Writing for IELTS
OISE Oxford | Friday, December 23, 2016
Struggling with the IELTS essay? Have a look at some of our pointers to help you improve your writing.
Quite a few of our students come to Oxford in order to prepare for an English exam, IELTS being by far the most popular. Getting a good result in IELTS
can have a significant impact on their academic opportunities. Of the four parts that make up the exam, writing is often the one that baffles the
students the most, so today we’re going to look at some good practices when it comes to writing an essay for IELTS.
Think of the road ahead. With only about 40 minutes to write a 250-word essay, you might feel that planning is a waste of precious time. However,
5 minutes thinking of ideas and organising them before you start writing can actually save you time, because you won’t get stuck for ideas halfway
through. Apart from that, your text will be much more coherent if you plan and, knowing what you’re going to write, you can focus more on
how to write it (improving your range of vocabulary and grammar).
Put things in perspective. Frame the topic by stating first what's happening in the world that makes this question worth answering. So
if, for instance, your essay is about the pros and cons of technology in schools, your context sentence can be about how technology nowadays pervades
all aspects of our lives.
State your business. Some candidates like to keep their opinion to themselves until the very end, but then the result is often a confusing text
in which the reader is left guessing the writer’s stance until the conclusion. It is safer to state your view in the introduction, and then go
about defending/justifying it. That doesn’t mean you have to use ‘I think’ or ‘I believe’. You can go with something like ‘This essay will argue that…,
or ‘In this essay, it will be argued that…’
Don’t forget the other side. No matter how strong you feel about something, every story has two sides. What would a person with the opposite
opinion to yours argue? State that point of view first, using a distancing device (It could be said that..., It is often said that…),
then present a counterargument to that idea (why it isn’t necessarily true). Finally, present a strong demonstration of why your idea is better.
Wrap it up. The conclusion is very important; it’s the last impression that you’ll leave the reader (in this case, the examiner!). The main
mistake candidates make here is to present new information or arguments. In the last paragraph, just rephrase the concession you made and your
main points in one sentence and confirm your opinion, possibly with a summarising phrase (All things considered, …).
Be the examiner. In the same way you should spend a few minutes planning before you start, it’s also a good idea to put yourself in the examiner’s
shoes and analyse your essay after you finish it. Are there any mistakes you often make? Focus on those first, then read it again to find any other
inaccuracies. It’s not only about correcting though.
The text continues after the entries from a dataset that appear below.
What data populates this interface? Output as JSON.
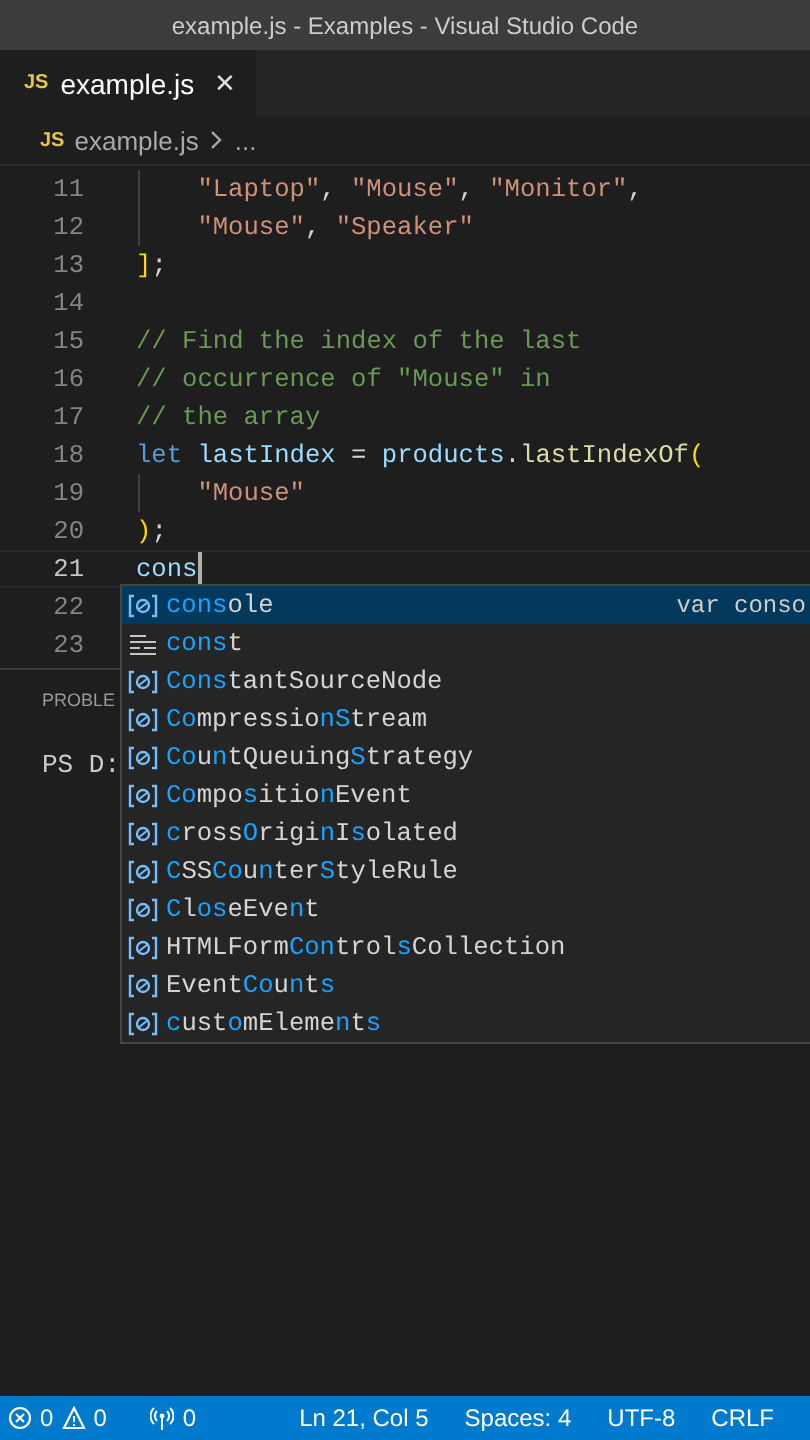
{
  "window": {
    "title": "example.js - Examples - Visual Studio Code"
  },
  "tabs": [
    {
      "icon_text": "JS",
      "label": "example.js",
      "selected": true,
      "close": "✕"
    }
  ],
  "breadcrumb": {
    "icon_text": "JS",
    "items": [
      "example.js",
      "..."
    ]
  },
  "editor": {
    "lines": [
      {
        "number": "11",
        "current": false,
        "indented": true,
        "tokens": [
          {
            "kind": "string",
            "text": "\"Laptop\""
          },
          {
            "kind": "plain",
            "text": ", "
          },
          {
            "kind": "string",
            "text": "\"Mouse\""
          },
          {
            "kind": "plain",
            "text": ", "
          },
          {
            "kind": "string",
            "text": "\"Monitor\""
          },
          {
            "kind": "plain",
            "text": ","
          }
        ]
      },
      {
        "number": "12",
        "current": false,
        "indented": true,
        "tokens": [
          {
            "kind": "string",
            "text": "\"Mouse\""
          },
          {
            "kind": "plain",
            "text": ", "
          },
          {
            "kind": "string",
            "text": "\"Speaker\""
          }
        ]
      },
      {
        "number": "13",
        "current": false,
        "indented": false,
        "tokens": [
          {
            "kind": "bracket",
            "text": "]"
          },
          {
            "kind": "plain",
            "text": ";"
          }
        ]
      },
      {
        "number": "14",
        "current": false,
        "indented": false
      },
      {
        "number": "15",
        "current": false,
        "indented": false,
        "tokens": [
          {
            "kind": "comment",
            "text": "// Find the index of the last"
          }
        ]
      },
      {
        "number": "16",
        "current": false,
        "indented": false,
        "tokens": [
          {
            "kind": "comment",
            "text": "// occurrence of \"Mouse\" in"
          }
        ]
      },
      {
        "number": "17",
        "current": false,
        "indented": false,
        "tokens": [
          {
            "kind": "comment",
            "text": "// the array"
          }
        ]
      },
      {
        "number": "18",
        "current": false,
        "indented": false,
        "tokens": [
          {
            "kind": "keyword",
            "text": "let"
          },
          {
            "kind": "variable",
            "text": " lastIndex"
          },
          {
            "kind": "plain",
            "text": " = "
          },
          {
            "kind": "variable",
            "text": "products"
          },
          {
            "kind": "plain",
            "text": "."
          },
          {
            "kind": "function",
            "text": "lastIndexOf"
          },
          {
            "kind": "bracket",
            "text": "("
          }
        ]
      },
      {
        "number": "19",
        "current": false,
        "indented": true,
        "tokens": [
          {
            "kind": "string",
            "text": "\"Mouse\""
          }
        ]
      },
      {
        "number": "20",
        "current": false,
        "indented": false,
        "tokens": [
          {
            "kind": "bracket",
            "text": ")"
          },
          {
            "kind": "plain",
            "text": ";"
          }
        ]
      },
      {
        "number": "21",
        "current": true,
        "indented": false,
        "tokens": [
          {
            "kind": "variable",
            "text": "cons"
          }
        ]
      },
      {
        "number": "22",
        "current": false
      },
      {
        "number": "23",
        "current": false
      }
    ]
  },
  "suggestions": [
    {
      "kind": "variable",
      "label": "**cons**ole",
      "selected": true,
      "detail": "var conso"
    },
    {
      "kind": "keyword",
      "label": "**cons**t",
      "selected": false
    },
    {
      "kind": "variable",
      "label": "**Cons**tantSourceNode",
      "selected": false
    },
    {
      "kind": "variable",
      "label": "**Co**mpressio**nS**tream",
      "selected": false
    },
    {
      "kind": "variable",
      "label": "**Co**u**n**tQueuing**S**trategy",
      "selected": false
    },
    {
      "kind": "variable",
      "label": "**Co**mpo**s**itio**n**Event",
      "selected": false
    },
    {
      "kind": "variable",
      "label": "**c**ross**O**rigi**n**I**s**olated",
      "selected": false
    },
    {
      "kind": "variable",
      "label": "**C**SS**Co**u**n**ter**S**tyleRule",
      "selected": false
    },
    {
      "kind": "variable",
      "label": "**C**l**os**eEve**n**t",
      "selected": false
    },
    {
      "kind": "variable",
      "label": "HTMLForm**Con**trol**s**Collection",
      "selected": false
    },
    {
      "kind": "variable",
      "label": "Event**Co**u**n**t**s**",
      "selected": false
    },
    {
      "kind": "variable",
      "label": "**c**ust**o**mEleme**n**t**s**",
      "selected": false
    }
  ],
  "panel": {
    "tab": "PROBLE",
    "terminal": "PS D:"
  },
  "status_bar": {
    "errors": "0",
    "warnings": "0",
    "ports": "0",
    "position": "Ln 21, Col 5",
    "indent": "Spaces: 4",
    "encoding": "UTF-8",
    "eol": "CRLF"
  }
}
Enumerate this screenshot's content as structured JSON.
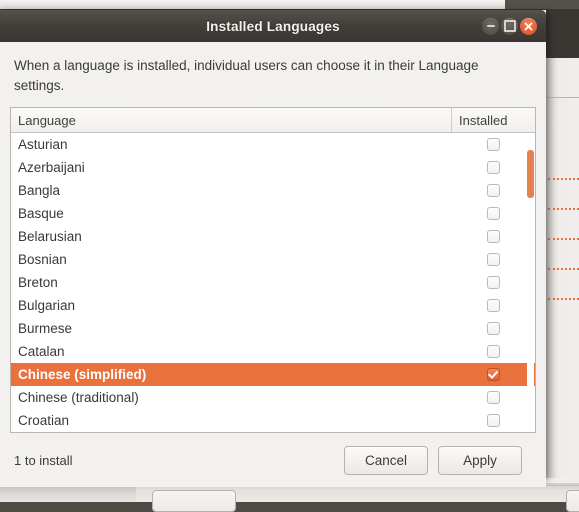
{
  "window": {
    "title": "Installed Languages",
    "buttons": {
      "minimize": "minimize",
      "maximize": "maximize",
      "close": "close"
    }
  },
  "description": "When a language is installed, individual users can choose it in their Language settings.",
  "table": {
    "columns": [
      "Language",
      "Installed"
    ],
    "rows": [
      {
        "language": "Asturian",
        "installed": false
      },
      {
        "language": "Azerbaijani",
        "installed": false
      },
      {
        "language": "Bangla",
        "installed": false
      },
      {
        "language": "Basque",
        "installed": false
      },
      {
        "language": "Belarusian",
        "installed": false
      },
      {
        "language": "Bosnian",
        "installed": false
      },
      {
        "language": "Breton",
        "installed": false
      },
      {
        "language": "Bulgarian",
        "installed": false
      },
      {
        "language": "Burmese",
        "installed": false
      },
      {
        "language": "Catalan",
        "installed": false
      },
      {
        "language": "Chinese (simplified)",
        "installed": true,
        "selected": true
      },
      {
        "language": "Chinese (traditional)",
        "installed": false
      },
      {
        "language": "Croatian",
        "installed": false
      }
    ]
  },
  "footer": {
    "status": "1 to install",
    "cancel_label": "Cancel",
    "apply_label": "Apply"
  },
  "colors": {
    "accent": "#e8713c",
    "titlebar": "#413e39",
    "dialog_bg": "#f2f1ef",
    "close_button": "#e2603a"
  }
}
You should also try to improve your text: substitute any bland words for more interesting
ones, and replace any words you’ve used a lot with synonyms.
These are just a few of the techniques we use to help our students in our IELTS preparation course here at OISE Oxford. Get in touch to find out more
about how we can help get that grade you need.